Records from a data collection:
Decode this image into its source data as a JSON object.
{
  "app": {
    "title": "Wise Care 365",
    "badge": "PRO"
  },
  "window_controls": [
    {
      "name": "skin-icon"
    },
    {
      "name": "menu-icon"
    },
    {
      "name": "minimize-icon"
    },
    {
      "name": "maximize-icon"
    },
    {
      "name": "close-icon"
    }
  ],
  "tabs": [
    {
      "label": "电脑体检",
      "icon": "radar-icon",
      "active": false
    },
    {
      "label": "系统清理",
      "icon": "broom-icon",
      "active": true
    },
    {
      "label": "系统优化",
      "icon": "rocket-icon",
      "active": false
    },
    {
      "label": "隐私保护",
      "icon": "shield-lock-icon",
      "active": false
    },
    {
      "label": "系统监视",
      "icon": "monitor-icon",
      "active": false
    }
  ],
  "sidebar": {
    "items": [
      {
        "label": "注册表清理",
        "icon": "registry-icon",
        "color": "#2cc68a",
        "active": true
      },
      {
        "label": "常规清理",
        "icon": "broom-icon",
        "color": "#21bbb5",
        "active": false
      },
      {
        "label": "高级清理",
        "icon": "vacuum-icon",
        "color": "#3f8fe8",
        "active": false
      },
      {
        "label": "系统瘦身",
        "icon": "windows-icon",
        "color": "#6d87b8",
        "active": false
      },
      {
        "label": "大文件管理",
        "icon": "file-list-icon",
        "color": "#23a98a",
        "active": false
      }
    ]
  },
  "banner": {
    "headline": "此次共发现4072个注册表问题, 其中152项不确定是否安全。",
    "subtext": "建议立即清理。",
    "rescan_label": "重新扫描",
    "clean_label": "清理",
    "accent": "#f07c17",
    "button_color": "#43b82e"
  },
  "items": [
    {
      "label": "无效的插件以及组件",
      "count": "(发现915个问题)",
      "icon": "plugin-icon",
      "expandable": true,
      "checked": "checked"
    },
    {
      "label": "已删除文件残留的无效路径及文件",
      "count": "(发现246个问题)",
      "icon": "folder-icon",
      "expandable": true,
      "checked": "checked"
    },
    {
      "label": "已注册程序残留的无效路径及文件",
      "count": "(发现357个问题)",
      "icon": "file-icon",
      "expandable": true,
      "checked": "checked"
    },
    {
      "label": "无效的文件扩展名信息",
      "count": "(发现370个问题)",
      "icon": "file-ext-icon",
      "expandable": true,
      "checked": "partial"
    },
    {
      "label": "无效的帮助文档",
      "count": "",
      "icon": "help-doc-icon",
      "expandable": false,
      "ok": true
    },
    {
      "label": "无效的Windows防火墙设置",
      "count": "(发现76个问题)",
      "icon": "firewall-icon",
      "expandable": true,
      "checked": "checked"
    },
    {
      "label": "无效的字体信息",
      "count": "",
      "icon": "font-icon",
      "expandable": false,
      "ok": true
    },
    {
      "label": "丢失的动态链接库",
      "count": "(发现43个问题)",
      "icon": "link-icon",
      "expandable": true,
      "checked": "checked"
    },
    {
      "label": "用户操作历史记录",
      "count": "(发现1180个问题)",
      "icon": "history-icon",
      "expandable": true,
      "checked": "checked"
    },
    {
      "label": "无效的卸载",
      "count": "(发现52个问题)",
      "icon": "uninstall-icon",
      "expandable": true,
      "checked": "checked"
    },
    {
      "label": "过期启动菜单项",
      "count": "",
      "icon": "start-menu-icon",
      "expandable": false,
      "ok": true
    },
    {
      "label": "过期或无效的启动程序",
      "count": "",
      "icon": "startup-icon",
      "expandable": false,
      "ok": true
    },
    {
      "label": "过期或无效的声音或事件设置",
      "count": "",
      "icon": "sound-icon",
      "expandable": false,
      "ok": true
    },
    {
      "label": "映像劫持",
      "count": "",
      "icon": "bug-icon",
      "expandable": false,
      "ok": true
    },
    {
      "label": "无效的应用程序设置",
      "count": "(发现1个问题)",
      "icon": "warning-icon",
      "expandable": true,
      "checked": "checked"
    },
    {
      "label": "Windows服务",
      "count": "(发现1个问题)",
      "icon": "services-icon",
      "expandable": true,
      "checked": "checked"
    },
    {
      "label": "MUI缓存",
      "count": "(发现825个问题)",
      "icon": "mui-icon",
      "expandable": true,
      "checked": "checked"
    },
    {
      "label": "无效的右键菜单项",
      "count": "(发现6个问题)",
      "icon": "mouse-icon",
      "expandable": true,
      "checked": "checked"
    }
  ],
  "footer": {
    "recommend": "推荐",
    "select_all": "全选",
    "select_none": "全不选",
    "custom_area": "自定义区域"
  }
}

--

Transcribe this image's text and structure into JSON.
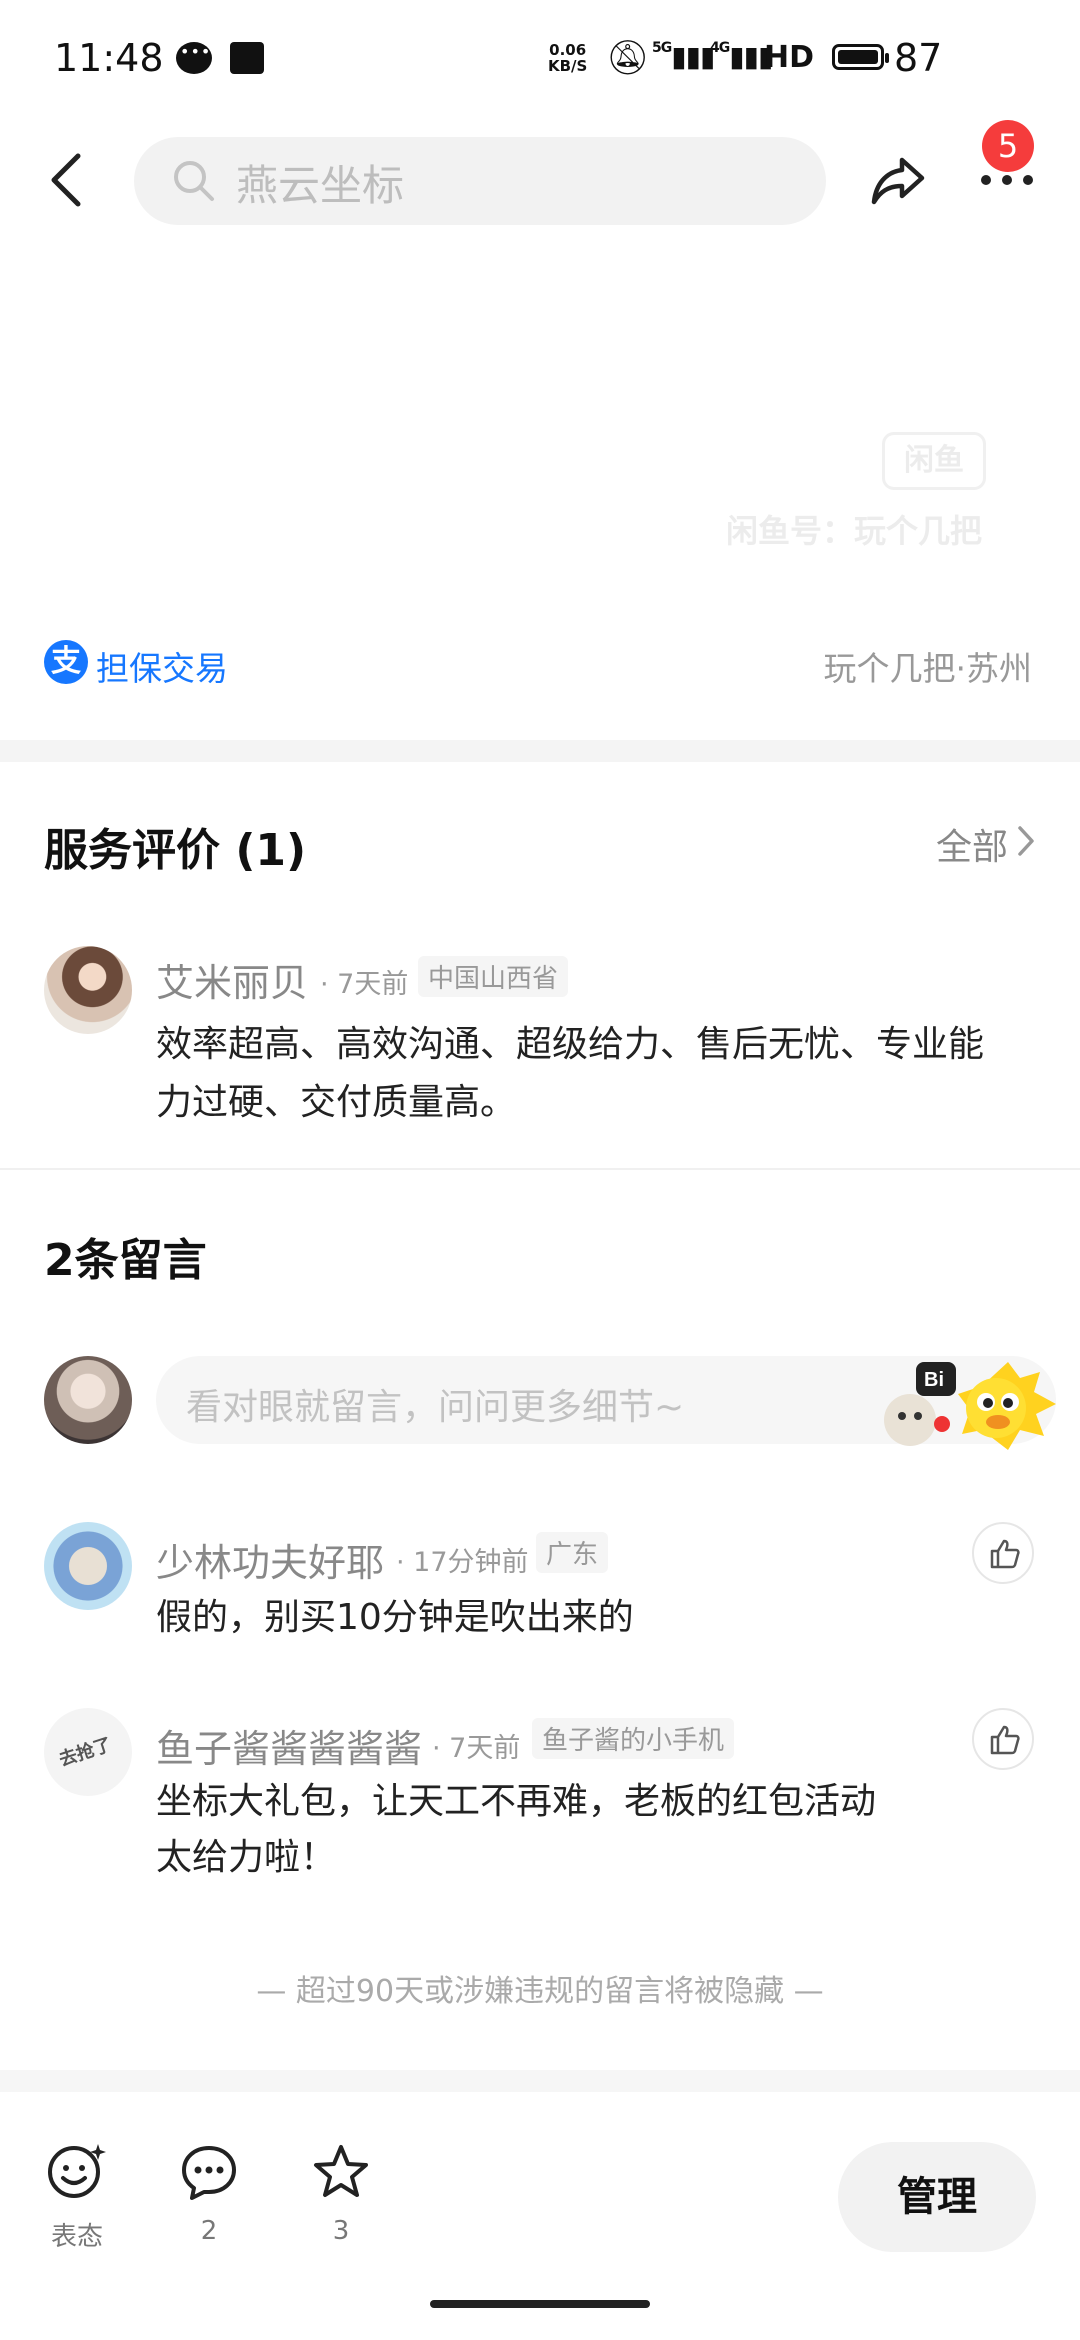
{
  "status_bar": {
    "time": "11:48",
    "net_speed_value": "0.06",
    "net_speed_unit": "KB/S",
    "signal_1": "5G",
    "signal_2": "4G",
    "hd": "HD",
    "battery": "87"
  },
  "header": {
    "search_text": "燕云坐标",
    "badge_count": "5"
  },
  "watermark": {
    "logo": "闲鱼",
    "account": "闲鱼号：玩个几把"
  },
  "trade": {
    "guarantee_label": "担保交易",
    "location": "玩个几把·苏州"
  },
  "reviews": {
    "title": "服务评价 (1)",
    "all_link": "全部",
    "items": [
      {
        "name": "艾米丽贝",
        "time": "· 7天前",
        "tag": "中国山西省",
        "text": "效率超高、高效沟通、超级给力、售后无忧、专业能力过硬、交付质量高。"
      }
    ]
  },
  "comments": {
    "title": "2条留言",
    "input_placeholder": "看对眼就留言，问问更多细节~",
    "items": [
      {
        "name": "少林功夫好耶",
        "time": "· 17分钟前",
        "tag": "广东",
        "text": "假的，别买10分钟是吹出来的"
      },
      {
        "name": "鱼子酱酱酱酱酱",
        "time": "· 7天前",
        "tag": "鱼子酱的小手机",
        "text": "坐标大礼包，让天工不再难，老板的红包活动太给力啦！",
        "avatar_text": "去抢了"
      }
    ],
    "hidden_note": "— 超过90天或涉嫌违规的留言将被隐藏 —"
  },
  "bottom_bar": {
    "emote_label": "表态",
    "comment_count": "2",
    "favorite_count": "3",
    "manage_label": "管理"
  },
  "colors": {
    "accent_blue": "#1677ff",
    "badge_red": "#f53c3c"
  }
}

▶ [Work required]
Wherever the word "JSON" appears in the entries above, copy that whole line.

▶ [Exercise answer]
Decode this image into its source data as a JSON object.
Transcribe this image's text and structure into JSON.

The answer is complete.